5. An electron tube socket comprising a body portion and a cover portion, spaced pin-receiving contact terminal and lead means mounted within said body portion to receive terminal pins of an electron tube; a high voltage arc chamber within said body portion enclosing the high voltage focus terminal lead; an electrical conductor ring positioned in said socket to be in spaced relation with said pin-receiving terminal and lead means; means on said ring for forming an arctgap with a respective pin-receiving contact terminal and lead means, whereby arc gaps having close tolerances relative to the specific voltage to be dissipated thereby may be formed between said ring and an associated pin-receiving contact terminal and lead means to prevent arcing between adjacent pinreceiving terminal lead means; opening means formed in said cover portion in the area surrounding said high voltage are chamber to vent the interior of said high voltage are chamber to thereby permit any gases generated within said high voltage are chamber to pass outwardly, and to reduce pressure buildup within the socket, said body portion having extending flanges and said cover portion having channels for respectively receiving said extending flanges, and said opening means comprising an extension of one of said channels in the area surrounding high voltage are chamber.

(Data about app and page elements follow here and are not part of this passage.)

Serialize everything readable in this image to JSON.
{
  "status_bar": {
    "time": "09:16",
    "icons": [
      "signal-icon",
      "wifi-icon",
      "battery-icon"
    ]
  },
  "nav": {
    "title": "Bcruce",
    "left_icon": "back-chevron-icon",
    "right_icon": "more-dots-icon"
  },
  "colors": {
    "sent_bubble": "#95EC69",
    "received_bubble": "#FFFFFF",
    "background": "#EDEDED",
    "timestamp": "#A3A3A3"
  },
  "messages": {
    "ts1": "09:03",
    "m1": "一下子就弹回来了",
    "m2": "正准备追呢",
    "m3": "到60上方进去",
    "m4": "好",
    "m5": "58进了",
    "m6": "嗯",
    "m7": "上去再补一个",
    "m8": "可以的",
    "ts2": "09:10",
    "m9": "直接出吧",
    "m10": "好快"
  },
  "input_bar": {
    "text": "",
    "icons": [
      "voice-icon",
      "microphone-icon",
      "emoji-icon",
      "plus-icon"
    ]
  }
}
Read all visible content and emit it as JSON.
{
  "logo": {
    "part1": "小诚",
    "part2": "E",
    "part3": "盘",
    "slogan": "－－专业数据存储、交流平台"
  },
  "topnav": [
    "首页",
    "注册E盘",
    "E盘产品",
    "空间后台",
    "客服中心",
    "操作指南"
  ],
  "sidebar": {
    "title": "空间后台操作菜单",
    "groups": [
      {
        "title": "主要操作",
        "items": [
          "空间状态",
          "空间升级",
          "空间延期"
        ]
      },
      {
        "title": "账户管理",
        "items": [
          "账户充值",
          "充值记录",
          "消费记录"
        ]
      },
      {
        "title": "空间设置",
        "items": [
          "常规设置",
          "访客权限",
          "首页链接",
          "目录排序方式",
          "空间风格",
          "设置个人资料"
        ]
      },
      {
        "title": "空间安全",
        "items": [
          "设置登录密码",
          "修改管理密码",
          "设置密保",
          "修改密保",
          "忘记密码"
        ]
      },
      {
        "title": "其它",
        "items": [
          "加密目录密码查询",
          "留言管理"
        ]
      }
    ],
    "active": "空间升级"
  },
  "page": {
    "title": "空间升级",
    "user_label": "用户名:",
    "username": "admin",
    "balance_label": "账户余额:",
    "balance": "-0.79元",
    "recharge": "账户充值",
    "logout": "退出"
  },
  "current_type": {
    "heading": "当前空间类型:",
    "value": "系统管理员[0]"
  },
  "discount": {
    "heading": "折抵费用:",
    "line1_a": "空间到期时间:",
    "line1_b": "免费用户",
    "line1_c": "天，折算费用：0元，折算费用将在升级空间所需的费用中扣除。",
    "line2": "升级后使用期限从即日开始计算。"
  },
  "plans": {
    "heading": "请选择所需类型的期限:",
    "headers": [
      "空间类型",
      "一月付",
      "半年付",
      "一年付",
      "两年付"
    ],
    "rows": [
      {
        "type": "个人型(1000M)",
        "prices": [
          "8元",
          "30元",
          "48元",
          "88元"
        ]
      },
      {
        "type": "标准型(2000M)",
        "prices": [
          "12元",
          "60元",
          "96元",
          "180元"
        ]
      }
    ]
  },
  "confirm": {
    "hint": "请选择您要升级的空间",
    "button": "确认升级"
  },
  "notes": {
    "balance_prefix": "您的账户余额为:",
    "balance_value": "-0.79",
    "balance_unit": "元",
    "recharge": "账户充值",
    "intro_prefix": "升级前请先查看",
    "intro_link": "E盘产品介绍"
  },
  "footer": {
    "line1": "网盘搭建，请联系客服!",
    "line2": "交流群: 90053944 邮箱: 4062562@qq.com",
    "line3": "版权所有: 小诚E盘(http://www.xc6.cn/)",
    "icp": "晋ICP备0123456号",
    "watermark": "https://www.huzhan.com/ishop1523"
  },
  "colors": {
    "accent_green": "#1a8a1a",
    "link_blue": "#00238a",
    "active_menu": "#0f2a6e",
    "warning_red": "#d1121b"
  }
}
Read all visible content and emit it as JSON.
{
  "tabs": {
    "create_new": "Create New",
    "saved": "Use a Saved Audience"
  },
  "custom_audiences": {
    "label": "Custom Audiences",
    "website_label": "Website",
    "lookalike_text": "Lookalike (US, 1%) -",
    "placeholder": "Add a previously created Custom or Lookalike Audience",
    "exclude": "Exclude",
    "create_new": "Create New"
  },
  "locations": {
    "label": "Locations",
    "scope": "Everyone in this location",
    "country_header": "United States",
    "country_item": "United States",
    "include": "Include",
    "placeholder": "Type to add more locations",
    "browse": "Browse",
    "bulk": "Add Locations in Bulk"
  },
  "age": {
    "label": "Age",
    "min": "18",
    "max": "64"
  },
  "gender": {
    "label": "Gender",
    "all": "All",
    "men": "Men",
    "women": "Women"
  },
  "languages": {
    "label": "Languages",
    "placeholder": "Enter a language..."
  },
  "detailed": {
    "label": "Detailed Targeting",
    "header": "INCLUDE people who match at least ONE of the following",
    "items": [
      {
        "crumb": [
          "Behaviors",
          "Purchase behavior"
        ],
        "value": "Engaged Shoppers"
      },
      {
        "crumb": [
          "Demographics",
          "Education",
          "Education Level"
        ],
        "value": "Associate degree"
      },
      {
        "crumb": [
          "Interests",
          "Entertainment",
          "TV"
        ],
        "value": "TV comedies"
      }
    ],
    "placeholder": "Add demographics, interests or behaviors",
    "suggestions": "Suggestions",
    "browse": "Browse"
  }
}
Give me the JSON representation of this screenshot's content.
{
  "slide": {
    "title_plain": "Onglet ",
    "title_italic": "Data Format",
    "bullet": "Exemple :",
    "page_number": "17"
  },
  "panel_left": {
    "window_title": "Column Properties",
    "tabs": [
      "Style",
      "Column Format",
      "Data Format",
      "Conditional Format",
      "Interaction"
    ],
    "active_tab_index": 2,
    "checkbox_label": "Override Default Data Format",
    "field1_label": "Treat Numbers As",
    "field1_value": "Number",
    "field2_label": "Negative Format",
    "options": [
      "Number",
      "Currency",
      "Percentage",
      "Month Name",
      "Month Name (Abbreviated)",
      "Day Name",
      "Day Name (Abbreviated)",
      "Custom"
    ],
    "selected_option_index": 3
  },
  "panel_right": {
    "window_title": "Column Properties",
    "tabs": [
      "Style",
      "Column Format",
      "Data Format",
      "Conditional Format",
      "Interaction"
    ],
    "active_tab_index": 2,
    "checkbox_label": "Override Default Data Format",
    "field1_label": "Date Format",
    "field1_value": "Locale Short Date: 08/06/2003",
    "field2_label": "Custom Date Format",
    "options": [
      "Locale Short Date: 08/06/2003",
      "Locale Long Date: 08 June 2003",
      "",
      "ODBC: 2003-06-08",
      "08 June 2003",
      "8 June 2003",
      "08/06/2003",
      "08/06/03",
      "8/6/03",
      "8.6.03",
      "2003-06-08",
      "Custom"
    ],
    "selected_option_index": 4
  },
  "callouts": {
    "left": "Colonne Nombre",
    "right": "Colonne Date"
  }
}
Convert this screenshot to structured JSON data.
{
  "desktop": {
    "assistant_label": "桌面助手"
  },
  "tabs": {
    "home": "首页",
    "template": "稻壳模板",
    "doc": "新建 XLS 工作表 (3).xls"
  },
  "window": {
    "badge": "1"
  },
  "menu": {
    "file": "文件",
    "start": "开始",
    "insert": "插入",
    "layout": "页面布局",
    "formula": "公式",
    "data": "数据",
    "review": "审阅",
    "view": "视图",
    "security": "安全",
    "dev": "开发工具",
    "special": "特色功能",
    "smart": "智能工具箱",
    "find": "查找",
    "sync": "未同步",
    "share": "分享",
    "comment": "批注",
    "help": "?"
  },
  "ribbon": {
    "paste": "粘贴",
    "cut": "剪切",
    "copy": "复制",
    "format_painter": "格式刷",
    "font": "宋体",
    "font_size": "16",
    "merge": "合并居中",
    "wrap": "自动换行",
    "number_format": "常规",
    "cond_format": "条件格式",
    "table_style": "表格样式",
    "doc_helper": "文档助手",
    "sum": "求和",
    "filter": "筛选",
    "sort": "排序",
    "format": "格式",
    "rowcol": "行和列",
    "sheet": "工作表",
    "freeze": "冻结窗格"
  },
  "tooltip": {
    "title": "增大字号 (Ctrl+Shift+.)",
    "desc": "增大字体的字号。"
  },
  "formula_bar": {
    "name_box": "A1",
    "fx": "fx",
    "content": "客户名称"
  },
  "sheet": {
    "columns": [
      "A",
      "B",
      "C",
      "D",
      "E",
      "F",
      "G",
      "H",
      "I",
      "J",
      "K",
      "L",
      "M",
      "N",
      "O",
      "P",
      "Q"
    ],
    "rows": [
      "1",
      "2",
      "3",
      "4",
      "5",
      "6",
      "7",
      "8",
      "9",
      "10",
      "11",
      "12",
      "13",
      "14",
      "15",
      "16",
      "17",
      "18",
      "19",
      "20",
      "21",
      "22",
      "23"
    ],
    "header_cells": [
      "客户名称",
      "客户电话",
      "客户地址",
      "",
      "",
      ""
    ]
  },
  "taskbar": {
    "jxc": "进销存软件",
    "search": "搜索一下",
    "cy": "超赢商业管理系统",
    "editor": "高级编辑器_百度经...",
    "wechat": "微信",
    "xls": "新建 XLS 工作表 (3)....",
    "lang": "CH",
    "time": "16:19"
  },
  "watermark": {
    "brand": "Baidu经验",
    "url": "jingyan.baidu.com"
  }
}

Patent Citations
Cited PatentFiling datePublication dateApplicantTitle
US3227910 *May 9, 1961Jan 4, 1966Ind Electronic Hardware CorpKinescope socket
US3240980 *Jan 3, 1961Mar 15, 1966Sylvania Electric ProdSpark gap socket
US3251016 *Sep 24, 1965May 10, 1966American Plasticraft CoElectron tube sockets
US3377612 *Oct 6, 1966Apr 9, 1968American Plasticraft CoElectron tube arc-over ring
Referenced by
Citing PatentFiling datePublication dateApplicantTitle
US3728587 *Nov 4, 1971Apr 17, 1973Ind Electronic Hardware CorpKinescope tube socket with component receiving means
US3865452 *Aug 1, 1973Feb 11, 1975Ind Electronic Hardware CorpSpark gap protection in cathode ray tube sockets
US4014601 *Oct 28, 1975Mar 29, 1977Industrial Electronic Hardware CorporationTube socket and method of using same
Classifications
U.S. Classification439/182
International ClassificationH01R33/00, H01R33/945
Cooperative ClassificationH01R33/945
European ClassificationH01R33/945